“I love embracing your body in this day and age,” she continued. “You have all kinds. And it’s funny, it’s serious, it’s every color, it’s every head shape, it’s every hair. And there’s androgyny and there’s LGBT coming in. It feels good and we didn’t have it enough last time. But I guess that’s what the past is for, to make sure that the present is what it needs to be.”

When asked by the host what negative comment she remembers most from her days growing up and performing in Hollywood, the 31-year-old said it was someone claiming she was too big to keep up her past touring schedule.

“I was too big to be doing an hour and a half concert,” she said of the criticism. “‘I don’t know how she can dance being that big.’ And I was like, ‘And I still did it!’ I went on tour forever because it’s not about your size, it’s about what you have to say, if you can sing or dance, and performing. It’s not about your size.”

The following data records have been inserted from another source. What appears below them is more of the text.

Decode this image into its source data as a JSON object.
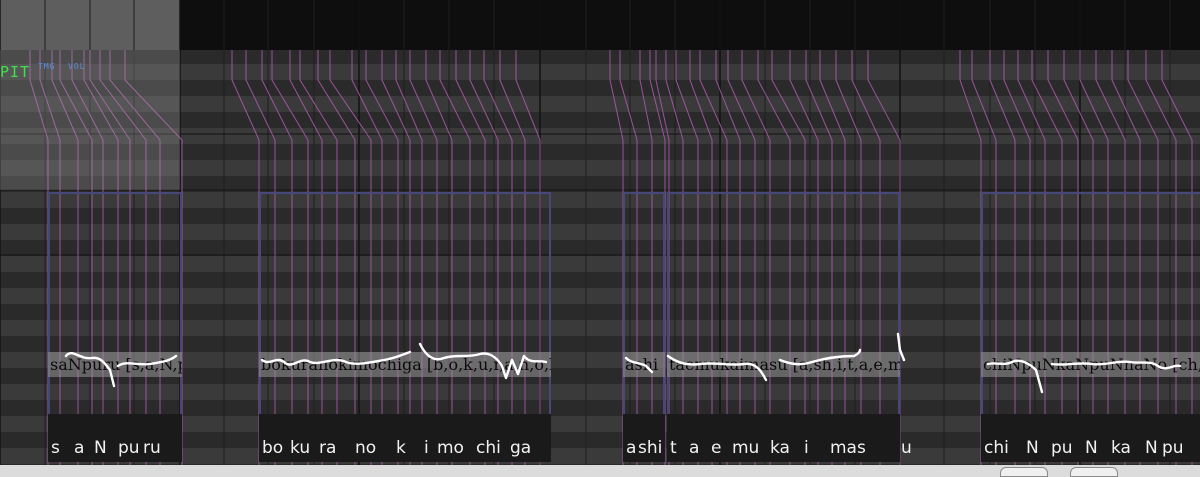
{
  "editor": {
    "mode_tabs": {
      "pitch": "PIT",
      "timing": "TMG",
      "volume": "VOL"
    },
    "active_tab": "pitch",
    "colors": {
      "note_border": "#47477a",
      "phoneme_line": "#b05ab0",
      "pitch_curve": "#ffffff",
      "active_tab": "#3fe14a",
      "inactive_tab": "#5a8fe0"
    }
  },
  "notes": [
    {
      "lyric": "saNpuru [s,a,N,p,u,r,u]",
      "phonemes": [
        "s",
        "a",
        "N",
        "pu",
        "ru"
      ]
    },
    {
      "lyric": "bokuranokimochiga [b,o,k,u,r,a,n,o,k,i,m,o,ch,i,g,a]",
      "phonemes": [
        "bo",
        "ku",
        "ra",
        "no",
        "k",
        "i",
        "mo",
        "chi",
        "ga"
      ]
    },
    {
      "lyric": "ashi",
      "phonemes": [
        "a",
        "shi"
      ]
    },
    {
      "lyric": "taemukaimasu [a,sh,i,t,a,e,m,u,k,a,i,m,a,s,u]",
      "phonemes": [
        "t",
        "a",
        "e",
        "mu",
        "ka",
        "i",
        "mas",
        "u"
      ]
    },
    {
      "lyric": "chiNpuNkaNpuNnaNo [ch,i,N,p,u,N,k,a,N,p,u,N]",
      "phonemes": [
        "chi",
        "N",
        "pu",
        "N",
        "ka",
        "N",
        "pu"
      ]
    }
  ]
}
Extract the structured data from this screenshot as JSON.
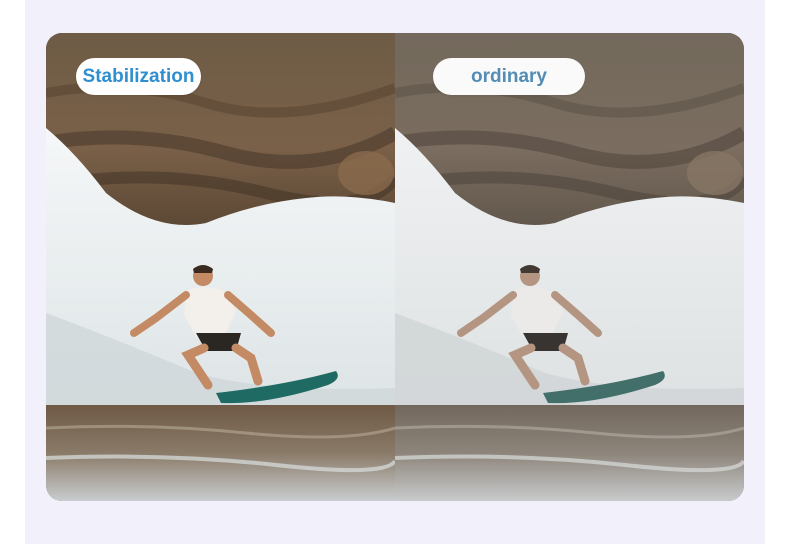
{
  "comparison": {
    "left_label": "Stabilization",
    "right_label": "ordinary"
  },
  "colors": {
    "label_text": "#2f8fd0",
    "label_background": "#ffffff",
    "page_background": "#f2f0fb"
  },
  "scene": {
    "subject": "surfer-on-wave",
    "surfboard_color": "#1f6b63"
  }
}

She went on to say that she’s optimistic for the youth of today, especially in the entertainment industry, because stars are taking the reigns and changing things.

“I love what’s happening in the music industry. I love what’s happening in television. And we just have to like, stop pretending that this little plastic box is the end all, be all,” Symone said. “The world is too big to have one sort of view to show beauty, because you’re literally destroying society. You’re literally destroying it. And then you want to talk about how we’re judgmental to each other and this, this, this, but it’s being created in the industry we’re in. So why not break the mold?”